* WHAT TO DO
Copy each line below in which the string "title" occurs.

++++++++++

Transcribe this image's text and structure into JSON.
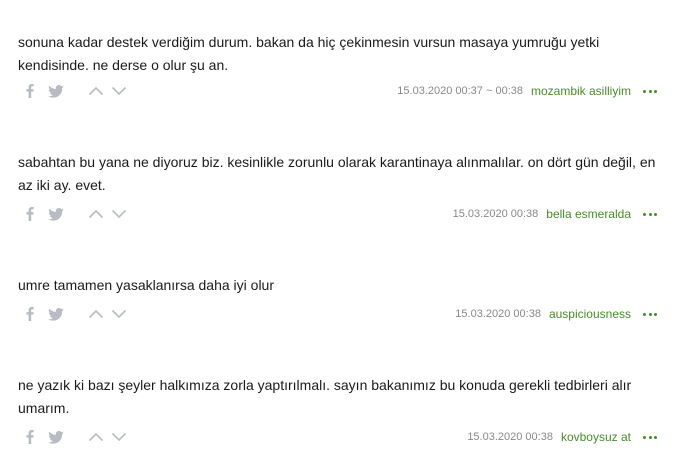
{
  "colors": {
    "text": "#1a1a1a",
    "date": "#888888",
    "author": "#4a8a2b",
    "icon": "#b7bcc2"
  },
  "icons": {
    "share_facebook": "facebook-icon",
    "share_twitter": "twitter-icon",
    "upvote": "chevron-up-icon",
    "downvote": "chevron-down-icon",
    "more": "more-dots-icon"
  },
  "entries": [
    {
      "text": "sonuna kadar destek verdiğim durum. bakan da hiç çekinmesin vursun masaya yumruğu yetki kendisinde. ne derse o olur şu an.",
      "date": "15.03.2020 00:37 ~ 00:38",
      "author": "mozambik asilliyim"
    },
    {
      "text": "sabahtan bu yana ne diyoruz biz. kesinlikle zorunlu olarak karantinaya alınmalılar. on dört gün değil, en az iki ay. evet.",
      "date": "15.03.2020 00:38",
      "author": "bella esmeralda"
    },
    {
      "text": "umre tamamen yasaklanırsa daha iyi olur",
      "date": "15.03.2020 00:38",
      "author": "auspiciousness"
    },
    {
      "text": "ne yazık ki bazı şeyler halkımıza zorla yaptırılmalı. sayın bakanımız bu konuda gerekli tedbirleri alır umarım.",
      "date": "15.03.2020 00:38",
      "author": "kovboysuz at"
    }
  ]
}
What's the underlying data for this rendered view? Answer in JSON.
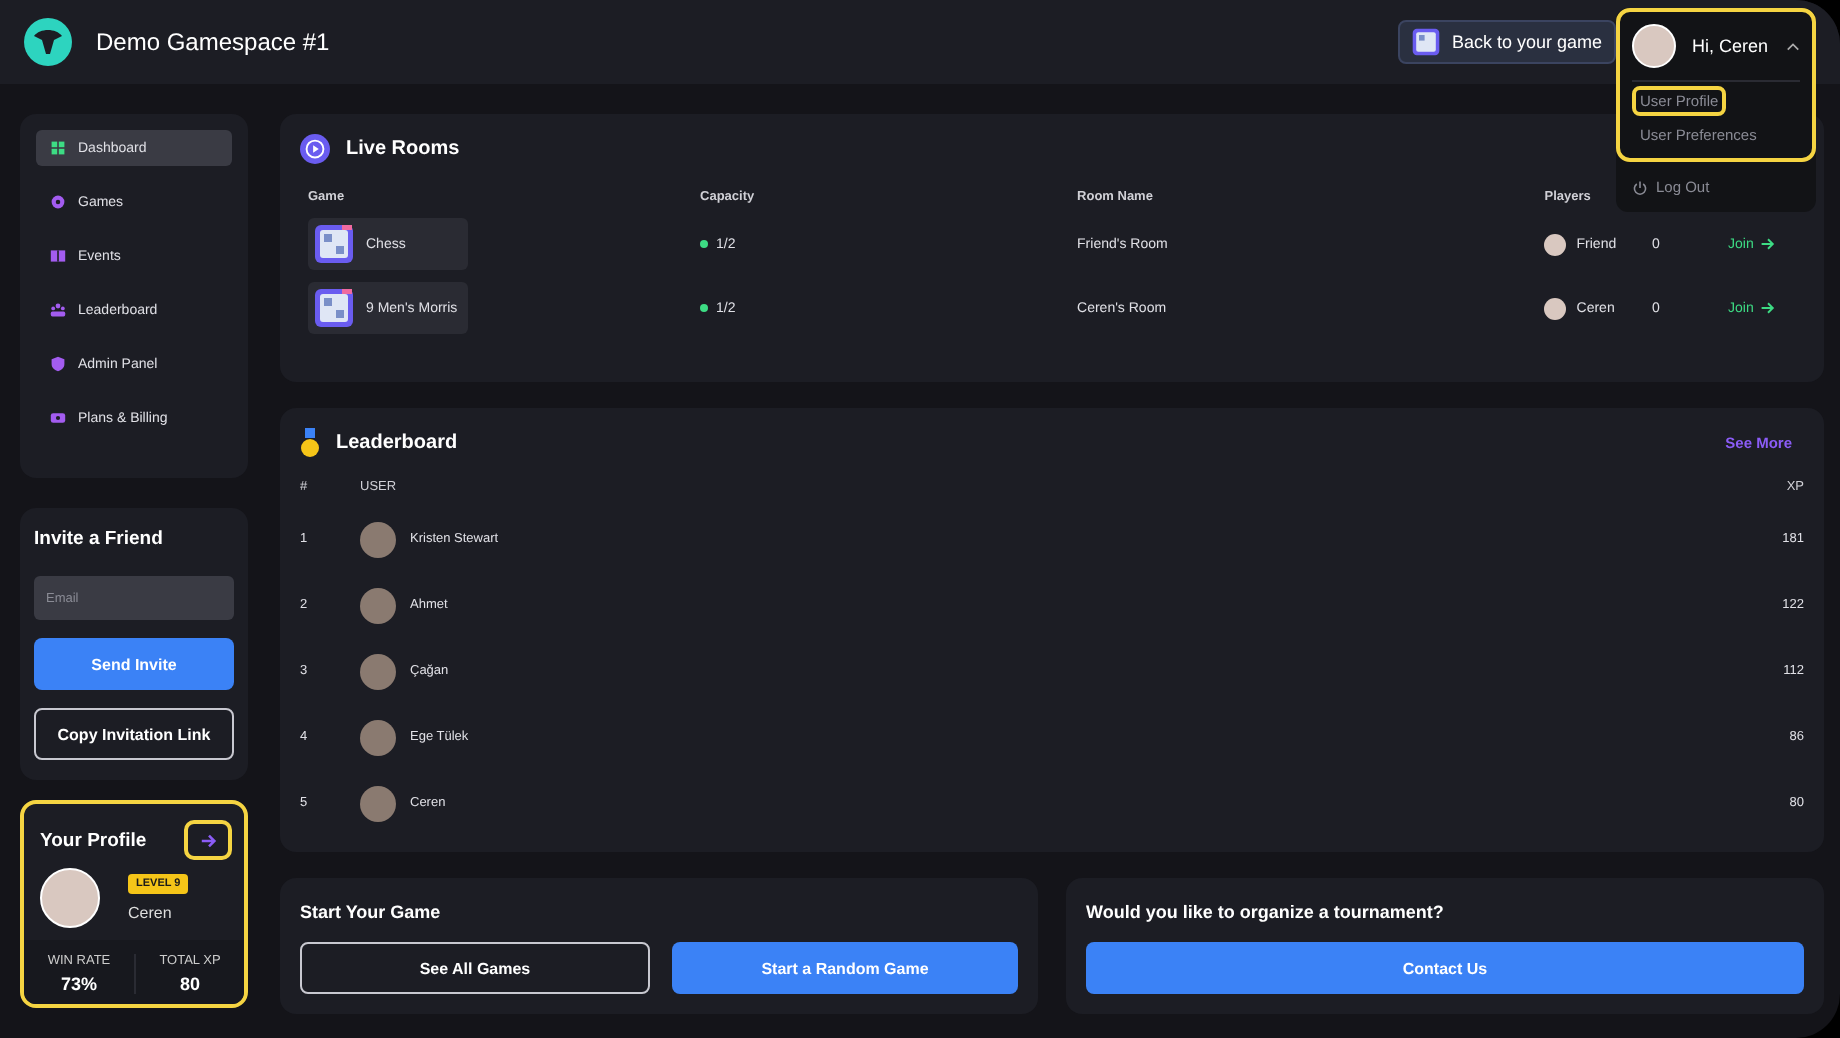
{
  "header": {
    "title": "Demo Gamespace #1",
    "back_button": "Back to your game"
  },
  "user_menu": {
    "greeting": "Hi, Ceren",
    "expanded": true,
    "highlighted": true,
    "items": [
      {
        "label": "User Profile",
        "highlighted": true
      },
      {
        "label": "User Preferences",
        "highlighted": false
      }
    ],
    "logout": "Log Out"
  },
  "sidebar": {
    "items": [
      {
        "label": "Dashboard",
        "selected": true
      },
      {
        "label": "Games",
        "selected": false
      },
      {
        "label": "Events",
        "selected": false
      },
      {
        "label": "Leaderboard",
        "selected": false
      },
      {
        "label": "Admin Panel",
        "selected": false
      },
      {
        "label": "Plans & Billing",
        "selected": false
      }
    ]
  },
  "invite": {
    "title": "Invite a Friend",
    "placeholder": "Email",
    "send": "Send Invite",
    "copy": "Copy Invitation Link"
  },
  "profile": {
    "title": "Your Profile",
    "highlighted": true,
    "arrow_highlighted": true,
    "level": "LEVEL 9",
    "name": "Ceren",
    "stats": [
      {
        "label": "WIN RATE",
        "value": "73%"
      },
      {
        "label": "TOTAL XP",
        "value": "80"
      }
    ]
  },
  "live_rooms": {
    "title": "Live Rooms",
    "columns": [
      "Game",
      "Capacity",
      "Room Name",
      "Players"
    ],
    "rows": [
      {
        "game": "Chess",
        "capacity": "1/2",
        "room": "Friend's Room",
        "player": "Friend",
        "count": "0",
        "action": "Join"
      },
      {
        "game": "9 Men's Morris",
        "capacity": "1/2",
        "room": "Ceren's Room",
        "player": "Ceren",
        "count": "0",
        "action": "Join"
      }
    ]
  },
  "leaderboard": {
    "title": "Leaderboard",
    "see_more": "See More",
    "columns": [
      "#",
      "USER",
      "XP"
    ],
    "rows": [
      {
        "rank": "1",
        "user": "Kristen Stewart",
        "xp": "181"
      },
      {
        "rank": "2",
        "user": "Ahmet",
        "xp": "122"
      },
      {
        "rank": "3",
        "user": "Çağan",
        "xp": "112"
      },
      {
        "rank": "4",
        "user": "Ege Tülek",
        "xp": "86"
      },
      {
        "rank": "5",
        "user": "Ceren",
        "xp": "80"
      }
    ]
  },
  "start_game": {
    "title": "Start Your Game",
    "secondary": "See All Games",
    "primary": "Start a Random Game"
  },
  "tournament": {
    "title": "Would you like to organize a tournament?",
    "button": "Contact Us"
  }
}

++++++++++

* RESULT OF THE TASK
    "title": "Demo Gamespace #1",
    "title": "Invite a Friend",
    "title": "Your Profile",
    "title": "Live Rooms",
    "title": "Leaderboard",
    "title": "Start Your Game",
    "title": "Would you like to organize a tournament?",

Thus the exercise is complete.